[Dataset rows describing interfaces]
Content starts

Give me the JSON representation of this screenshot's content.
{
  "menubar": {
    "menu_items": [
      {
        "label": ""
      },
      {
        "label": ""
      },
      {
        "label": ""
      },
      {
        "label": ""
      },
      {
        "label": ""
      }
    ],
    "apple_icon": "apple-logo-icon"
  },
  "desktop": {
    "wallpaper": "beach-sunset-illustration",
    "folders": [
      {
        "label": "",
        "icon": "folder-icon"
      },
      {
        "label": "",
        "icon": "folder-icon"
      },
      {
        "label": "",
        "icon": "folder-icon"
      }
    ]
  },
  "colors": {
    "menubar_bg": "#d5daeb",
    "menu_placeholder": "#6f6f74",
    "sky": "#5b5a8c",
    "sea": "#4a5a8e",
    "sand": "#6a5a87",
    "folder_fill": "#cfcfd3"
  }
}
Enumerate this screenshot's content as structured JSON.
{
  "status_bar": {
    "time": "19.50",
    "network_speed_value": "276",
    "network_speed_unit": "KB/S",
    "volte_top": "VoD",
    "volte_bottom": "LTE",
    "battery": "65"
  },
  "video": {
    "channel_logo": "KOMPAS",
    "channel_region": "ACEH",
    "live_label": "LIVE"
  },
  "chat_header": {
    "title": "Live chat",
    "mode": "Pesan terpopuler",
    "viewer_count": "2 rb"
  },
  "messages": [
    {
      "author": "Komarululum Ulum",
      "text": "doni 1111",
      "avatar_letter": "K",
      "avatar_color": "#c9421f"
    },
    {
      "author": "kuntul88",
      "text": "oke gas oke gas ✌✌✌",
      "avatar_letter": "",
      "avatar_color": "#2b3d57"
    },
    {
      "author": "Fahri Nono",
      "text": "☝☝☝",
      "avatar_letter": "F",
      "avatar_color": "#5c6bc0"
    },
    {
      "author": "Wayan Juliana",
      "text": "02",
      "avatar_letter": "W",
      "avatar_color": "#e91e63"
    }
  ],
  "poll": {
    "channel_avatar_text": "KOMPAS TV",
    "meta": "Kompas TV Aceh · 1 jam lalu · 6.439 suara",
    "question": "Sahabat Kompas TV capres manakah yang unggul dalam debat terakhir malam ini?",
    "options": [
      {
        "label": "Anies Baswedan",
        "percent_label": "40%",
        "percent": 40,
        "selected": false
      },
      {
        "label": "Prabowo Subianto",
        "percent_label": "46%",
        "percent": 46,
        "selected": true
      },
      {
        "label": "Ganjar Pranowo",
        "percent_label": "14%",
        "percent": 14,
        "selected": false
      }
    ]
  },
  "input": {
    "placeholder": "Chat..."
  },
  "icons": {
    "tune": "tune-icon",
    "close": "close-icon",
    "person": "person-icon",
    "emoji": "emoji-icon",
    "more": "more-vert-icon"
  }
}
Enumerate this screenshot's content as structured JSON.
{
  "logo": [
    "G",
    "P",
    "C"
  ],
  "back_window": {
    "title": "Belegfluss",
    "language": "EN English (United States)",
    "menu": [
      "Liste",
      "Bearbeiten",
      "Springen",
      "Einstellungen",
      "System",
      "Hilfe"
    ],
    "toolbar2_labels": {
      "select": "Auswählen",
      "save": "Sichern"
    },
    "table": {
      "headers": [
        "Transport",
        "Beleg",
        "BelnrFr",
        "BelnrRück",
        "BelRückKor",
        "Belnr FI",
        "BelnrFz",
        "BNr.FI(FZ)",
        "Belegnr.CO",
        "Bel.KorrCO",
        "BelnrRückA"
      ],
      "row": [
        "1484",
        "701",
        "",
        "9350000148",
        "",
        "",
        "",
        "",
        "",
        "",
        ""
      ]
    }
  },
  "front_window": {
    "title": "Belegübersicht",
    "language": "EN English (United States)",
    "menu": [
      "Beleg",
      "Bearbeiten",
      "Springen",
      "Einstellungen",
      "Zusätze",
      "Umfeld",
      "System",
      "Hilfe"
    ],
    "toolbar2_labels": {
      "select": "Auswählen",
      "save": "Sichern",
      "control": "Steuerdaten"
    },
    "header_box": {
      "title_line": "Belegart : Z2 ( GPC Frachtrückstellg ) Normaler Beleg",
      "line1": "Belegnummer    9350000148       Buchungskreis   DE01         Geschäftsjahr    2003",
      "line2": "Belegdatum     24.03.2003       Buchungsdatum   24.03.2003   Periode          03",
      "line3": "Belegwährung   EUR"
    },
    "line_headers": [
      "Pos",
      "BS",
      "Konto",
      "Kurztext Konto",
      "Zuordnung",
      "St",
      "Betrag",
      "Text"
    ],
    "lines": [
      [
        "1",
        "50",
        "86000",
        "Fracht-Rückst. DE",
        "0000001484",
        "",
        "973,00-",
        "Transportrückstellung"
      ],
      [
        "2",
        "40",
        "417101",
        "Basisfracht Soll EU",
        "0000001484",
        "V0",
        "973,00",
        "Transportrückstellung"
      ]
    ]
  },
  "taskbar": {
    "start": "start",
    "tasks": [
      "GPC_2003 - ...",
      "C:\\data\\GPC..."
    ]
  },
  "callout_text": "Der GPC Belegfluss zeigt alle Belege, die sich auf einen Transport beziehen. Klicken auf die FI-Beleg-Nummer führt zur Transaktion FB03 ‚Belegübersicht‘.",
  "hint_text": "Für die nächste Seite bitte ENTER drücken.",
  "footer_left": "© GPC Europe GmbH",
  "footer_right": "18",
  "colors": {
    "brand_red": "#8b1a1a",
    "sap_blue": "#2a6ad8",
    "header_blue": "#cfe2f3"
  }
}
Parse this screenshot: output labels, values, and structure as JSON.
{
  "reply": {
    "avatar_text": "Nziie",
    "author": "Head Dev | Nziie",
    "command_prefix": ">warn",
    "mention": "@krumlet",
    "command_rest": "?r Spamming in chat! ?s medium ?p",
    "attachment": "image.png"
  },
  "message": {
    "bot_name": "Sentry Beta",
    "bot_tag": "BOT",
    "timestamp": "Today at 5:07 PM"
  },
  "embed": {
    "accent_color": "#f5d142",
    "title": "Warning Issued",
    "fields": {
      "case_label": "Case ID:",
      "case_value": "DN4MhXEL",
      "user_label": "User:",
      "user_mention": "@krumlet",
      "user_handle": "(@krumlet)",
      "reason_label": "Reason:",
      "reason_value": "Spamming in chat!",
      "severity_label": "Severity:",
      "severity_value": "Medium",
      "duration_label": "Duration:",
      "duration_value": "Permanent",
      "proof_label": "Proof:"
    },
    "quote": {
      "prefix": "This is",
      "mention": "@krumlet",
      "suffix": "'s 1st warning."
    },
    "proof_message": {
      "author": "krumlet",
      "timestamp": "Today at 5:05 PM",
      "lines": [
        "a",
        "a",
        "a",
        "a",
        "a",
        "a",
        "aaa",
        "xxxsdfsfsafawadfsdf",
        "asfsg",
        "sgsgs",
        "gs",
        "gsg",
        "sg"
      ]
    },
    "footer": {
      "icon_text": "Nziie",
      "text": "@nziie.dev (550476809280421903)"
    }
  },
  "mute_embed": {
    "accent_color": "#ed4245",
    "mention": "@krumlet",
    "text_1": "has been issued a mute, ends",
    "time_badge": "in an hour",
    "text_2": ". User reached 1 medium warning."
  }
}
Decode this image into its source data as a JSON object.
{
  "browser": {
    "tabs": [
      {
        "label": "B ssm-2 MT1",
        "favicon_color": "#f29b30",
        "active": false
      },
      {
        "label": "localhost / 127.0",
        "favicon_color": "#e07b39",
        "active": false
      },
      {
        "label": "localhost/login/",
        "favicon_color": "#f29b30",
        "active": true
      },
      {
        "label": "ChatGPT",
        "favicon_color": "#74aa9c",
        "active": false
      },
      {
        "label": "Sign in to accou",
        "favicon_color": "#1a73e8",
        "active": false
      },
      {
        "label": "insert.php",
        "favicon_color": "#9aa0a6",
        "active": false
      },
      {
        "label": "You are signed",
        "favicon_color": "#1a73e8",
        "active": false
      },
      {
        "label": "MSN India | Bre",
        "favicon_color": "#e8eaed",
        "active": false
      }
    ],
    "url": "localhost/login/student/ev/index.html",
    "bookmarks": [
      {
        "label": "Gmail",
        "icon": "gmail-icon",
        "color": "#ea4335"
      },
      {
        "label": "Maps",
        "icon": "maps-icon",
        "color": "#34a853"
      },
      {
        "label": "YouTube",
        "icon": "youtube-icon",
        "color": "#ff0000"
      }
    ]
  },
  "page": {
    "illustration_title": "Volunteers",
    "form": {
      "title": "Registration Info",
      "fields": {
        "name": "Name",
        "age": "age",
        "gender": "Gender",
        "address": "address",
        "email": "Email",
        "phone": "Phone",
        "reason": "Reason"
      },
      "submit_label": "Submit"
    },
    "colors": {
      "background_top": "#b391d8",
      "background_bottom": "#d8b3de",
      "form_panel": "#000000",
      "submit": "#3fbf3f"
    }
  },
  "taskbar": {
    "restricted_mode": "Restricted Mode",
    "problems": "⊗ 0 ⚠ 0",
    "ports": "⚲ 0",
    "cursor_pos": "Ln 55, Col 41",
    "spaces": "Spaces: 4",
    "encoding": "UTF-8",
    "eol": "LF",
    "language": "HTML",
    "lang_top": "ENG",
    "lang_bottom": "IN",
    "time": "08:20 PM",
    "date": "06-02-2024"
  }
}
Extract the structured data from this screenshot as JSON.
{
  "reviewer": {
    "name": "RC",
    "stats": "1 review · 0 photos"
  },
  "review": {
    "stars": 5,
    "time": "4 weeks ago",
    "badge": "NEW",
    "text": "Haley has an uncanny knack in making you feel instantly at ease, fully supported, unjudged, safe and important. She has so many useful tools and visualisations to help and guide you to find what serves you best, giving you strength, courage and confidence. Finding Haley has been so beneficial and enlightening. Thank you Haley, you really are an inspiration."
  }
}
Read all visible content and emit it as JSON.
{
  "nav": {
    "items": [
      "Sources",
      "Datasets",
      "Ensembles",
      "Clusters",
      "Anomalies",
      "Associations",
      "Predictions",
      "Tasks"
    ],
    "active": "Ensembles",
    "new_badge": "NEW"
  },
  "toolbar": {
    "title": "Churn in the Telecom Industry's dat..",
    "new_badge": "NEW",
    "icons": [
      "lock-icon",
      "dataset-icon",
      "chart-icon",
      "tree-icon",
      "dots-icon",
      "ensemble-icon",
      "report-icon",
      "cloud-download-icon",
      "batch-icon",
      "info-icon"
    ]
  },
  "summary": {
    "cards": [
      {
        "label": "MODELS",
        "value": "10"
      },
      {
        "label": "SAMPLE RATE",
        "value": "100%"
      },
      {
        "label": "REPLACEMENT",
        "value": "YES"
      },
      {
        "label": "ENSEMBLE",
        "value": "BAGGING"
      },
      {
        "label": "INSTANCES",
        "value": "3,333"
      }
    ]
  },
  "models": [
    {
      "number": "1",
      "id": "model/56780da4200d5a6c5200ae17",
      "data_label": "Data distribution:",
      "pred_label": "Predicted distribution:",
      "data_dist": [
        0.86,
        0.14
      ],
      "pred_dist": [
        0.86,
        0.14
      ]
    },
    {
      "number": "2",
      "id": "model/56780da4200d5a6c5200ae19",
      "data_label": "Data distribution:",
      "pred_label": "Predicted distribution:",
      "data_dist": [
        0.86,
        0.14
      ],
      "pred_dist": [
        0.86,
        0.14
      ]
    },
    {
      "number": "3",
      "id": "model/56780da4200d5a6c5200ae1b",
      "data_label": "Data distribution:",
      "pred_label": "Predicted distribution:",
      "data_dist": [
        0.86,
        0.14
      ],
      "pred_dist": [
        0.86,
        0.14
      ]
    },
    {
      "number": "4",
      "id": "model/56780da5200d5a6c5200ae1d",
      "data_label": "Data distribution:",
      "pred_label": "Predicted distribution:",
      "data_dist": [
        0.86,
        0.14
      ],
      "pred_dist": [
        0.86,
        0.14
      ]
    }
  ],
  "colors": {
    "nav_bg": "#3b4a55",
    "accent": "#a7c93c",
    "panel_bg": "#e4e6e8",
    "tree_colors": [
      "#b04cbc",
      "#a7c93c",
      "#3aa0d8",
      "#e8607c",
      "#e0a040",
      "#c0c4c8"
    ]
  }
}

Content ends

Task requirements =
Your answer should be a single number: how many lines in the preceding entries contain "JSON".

Worked solution =
7